Saved data entries
Start of Block
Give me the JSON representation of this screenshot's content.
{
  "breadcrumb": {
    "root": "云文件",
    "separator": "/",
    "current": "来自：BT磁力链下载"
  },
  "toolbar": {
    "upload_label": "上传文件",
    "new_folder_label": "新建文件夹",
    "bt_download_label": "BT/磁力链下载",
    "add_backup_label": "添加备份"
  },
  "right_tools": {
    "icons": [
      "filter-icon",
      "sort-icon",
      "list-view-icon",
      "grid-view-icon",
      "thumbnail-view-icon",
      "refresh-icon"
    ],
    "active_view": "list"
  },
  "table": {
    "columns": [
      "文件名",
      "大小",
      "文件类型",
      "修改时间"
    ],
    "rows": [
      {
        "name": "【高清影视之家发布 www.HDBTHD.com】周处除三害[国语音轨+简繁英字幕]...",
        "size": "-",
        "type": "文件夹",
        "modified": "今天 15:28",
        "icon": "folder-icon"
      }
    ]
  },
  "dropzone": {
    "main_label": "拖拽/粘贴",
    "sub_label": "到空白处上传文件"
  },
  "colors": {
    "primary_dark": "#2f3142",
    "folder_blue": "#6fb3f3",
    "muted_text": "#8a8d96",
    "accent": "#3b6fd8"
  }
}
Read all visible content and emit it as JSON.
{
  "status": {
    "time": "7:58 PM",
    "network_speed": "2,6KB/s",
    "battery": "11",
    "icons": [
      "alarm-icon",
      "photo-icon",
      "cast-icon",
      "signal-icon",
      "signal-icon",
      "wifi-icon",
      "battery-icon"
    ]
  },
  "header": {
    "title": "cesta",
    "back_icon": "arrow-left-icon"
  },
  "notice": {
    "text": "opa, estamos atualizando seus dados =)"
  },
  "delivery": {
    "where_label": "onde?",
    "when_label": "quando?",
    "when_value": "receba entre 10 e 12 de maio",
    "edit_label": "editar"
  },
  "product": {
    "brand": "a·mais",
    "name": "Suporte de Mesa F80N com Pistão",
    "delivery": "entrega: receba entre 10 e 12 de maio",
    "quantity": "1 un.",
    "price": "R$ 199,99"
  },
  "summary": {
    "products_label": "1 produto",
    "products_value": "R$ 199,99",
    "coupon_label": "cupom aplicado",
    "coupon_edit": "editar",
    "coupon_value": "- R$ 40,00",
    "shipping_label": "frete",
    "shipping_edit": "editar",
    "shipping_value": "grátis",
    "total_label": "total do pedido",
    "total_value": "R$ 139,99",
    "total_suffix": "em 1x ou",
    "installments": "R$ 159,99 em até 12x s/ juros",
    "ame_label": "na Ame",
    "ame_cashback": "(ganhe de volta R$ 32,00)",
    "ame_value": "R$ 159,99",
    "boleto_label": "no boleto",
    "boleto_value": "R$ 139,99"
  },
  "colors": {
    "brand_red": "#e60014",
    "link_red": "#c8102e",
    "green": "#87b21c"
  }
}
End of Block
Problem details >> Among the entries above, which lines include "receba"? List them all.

Exercise solution >>
    "when_value": "receba entre 10 e 12 de maio",
    "delivery": "entrega: receba entre 10 e 12 de maio",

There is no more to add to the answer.